A thread in the Good Reads reviews mocks the writer’s description of a woman’s nipples as “wondrous” while some lines about being lost in love, e.g.“he could not resist the undertow of her”, are open to parody.
Although there is a certain amount of exaggeration and clumsy abstraction in these descriptions, I think what Flanagan is trying to show is how our remembrances of things past are often closely tied to specific, and highly personal, perceptions. These are in stark contrast to the sensory overload of bodies ravaged by gangrene, starvation, cholera and dysentery which the POWs had to endure.
The author’s original intention was to explore the nature of good versus evil but Flanagan admits that, in this regard, he underestimated the complexity of the undertaking.
In the novel, the Japanese commanders, Nakamura and Colonel Kota, are cruel and ruthless in their “righteous obedience to codes of honour”. In their determination to carry out the will of the Emperor they show no mercy.
It would have been all too easy to present one-dimensional portrayals of such men as sadistic monsters and to depict the POWs as innocent victims. Such a simplistic interpretation was clouded during his research, however, when Flanagan met with one of the most notorious Japanese real-life commanders (nicknamed ‘the lizard’).Instead of the cold-blooded tyrant he expected to find, he encountered a meek and courteous old man.
The story that Flanagan relates therefore tells not only of grim wartime events but of the lives of the characters on both sides after the war ended.
History and experience teach us that all things must pass. This can be viewed either as a tragedy or a blessing or both. Time erodes bitter memories and some things are best forgotten anyway, While on the run from authorities seeking to bring him to justice for war crimes, Nakamura says “You survive if you forget”.
These themes come to the fore in a beautifully elegiac chapter seen from a present day perspective which includes this passage:

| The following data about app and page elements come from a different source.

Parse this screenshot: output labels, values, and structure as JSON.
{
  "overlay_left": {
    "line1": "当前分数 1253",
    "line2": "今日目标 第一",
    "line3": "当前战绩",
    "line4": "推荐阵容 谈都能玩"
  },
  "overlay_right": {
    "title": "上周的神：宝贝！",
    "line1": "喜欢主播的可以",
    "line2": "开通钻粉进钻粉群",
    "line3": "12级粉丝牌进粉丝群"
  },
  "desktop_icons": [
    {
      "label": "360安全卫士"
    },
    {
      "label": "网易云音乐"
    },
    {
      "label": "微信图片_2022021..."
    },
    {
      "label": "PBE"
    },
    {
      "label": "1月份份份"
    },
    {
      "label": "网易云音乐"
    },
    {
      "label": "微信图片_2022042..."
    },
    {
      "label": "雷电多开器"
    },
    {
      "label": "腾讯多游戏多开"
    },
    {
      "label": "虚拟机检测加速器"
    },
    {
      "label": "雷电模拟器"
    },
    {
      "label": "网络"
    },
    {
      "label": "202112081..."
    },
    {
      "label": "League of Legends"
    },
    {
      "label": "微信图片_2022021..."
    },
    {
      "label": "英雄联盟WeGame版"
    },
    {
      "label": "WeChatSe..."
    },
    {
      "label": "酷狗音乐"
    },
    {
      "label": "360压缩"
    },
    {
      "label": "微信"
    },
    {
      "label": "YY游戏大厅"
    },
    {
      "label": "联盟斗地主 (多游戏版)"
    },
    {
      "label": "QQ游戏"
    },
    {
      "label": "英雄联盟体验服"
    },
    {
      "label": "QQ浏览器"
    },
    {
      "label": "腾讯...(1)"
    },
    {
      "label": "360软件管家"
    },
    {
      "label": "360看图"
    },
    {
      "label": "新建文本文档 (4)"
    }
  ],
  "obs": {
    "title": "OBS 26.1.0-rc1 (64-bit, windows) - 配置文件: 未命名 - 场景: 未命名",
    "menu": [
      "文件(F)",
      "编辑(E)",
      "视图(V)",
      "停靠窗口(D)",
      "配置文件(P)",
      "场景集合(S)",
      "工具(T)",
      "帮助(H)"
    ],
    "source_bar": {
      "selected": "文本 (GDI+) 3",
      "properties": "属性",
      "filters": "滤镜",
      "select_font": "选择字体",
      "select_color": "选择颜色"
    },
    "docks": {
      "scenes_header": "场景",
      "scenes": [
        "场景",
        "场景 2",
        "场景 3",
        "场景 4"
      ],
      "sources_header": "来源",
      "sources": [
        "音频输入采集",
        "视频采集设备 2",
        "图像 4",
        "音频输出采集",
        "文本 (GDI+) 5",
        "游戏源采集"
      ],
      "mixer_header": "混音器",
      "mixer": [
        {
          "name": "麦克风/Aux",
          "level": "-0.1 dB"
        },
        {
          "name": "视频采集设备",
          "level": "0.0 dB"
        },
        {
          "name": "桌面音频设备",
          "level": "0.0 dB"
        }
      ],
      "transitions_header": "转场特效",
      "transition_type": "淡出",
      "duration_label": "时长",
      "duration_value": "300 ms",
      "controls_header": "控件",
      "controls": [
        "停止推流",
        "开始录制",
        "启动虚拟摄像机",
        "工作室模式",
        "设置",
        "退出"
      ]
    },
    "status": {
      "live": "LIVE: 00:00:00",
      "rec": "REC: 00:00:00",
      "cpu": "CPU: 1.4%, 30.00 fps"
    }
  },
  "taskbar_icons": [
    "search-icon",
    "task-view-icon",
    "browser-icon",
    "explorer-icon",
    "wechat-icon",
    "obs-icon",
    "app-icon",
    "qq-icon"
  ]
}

“The line welcomed weeds into the embankments the slaves had carried as dirt and rock in their tankas, it welcomed termites into the fallen bridge timbers the slaves had cut and carried, it welcomed rust over the railway irons the slaves had shouldered in rows, it welcomed rot and ruin”.
Flanagan is by no means making light of the horrors or overlooking the guilt of the perpetrators but is merely observing that ultimately, with the passage of time, memories fade and disappear. This key chapter ends with this telling observation: “Of imperial dreams and dead men all that remained was long grass”.

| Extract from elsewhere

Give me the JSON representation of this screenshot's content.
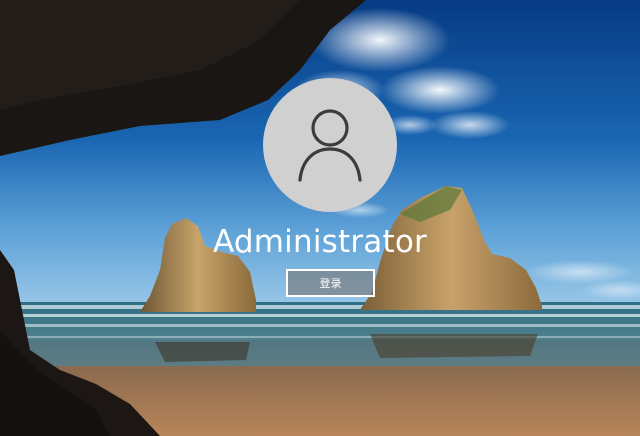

From this moment on, the perspective of the novel shifts so that the way the past is perceived becomes fundamental to our understanding of the lives and events depicted. We find it in the way each of those accused of war crimes “conceived of his destiny differently and invented his past accordingly” and in the fading memories of an Australian widow who could not recall what her husband looked or sounded like: “she could remember nothing except that for a time, a short time, she had been lonely and cold”.
This fatalistic perspective helps explain why Flanagan should draw inspiration from the wisdom of Japanese haikus or haibuns (combinations of prose and poetry).
The novel takes its title from the 17th travel journal of Matsuo Bashō (Oku no Hosomichi) while the closing chapter is prefaced by this haiku by Issa :
“In this world
we walk on the roof of hell
gazing at flowers”.
Ultimately, Flanagan shows that there is a strange continuum between the brutality of 20th century events and the lyricism of ancient poetry; indelibly tied together by the sobering truth that “all human history is a history of violence”.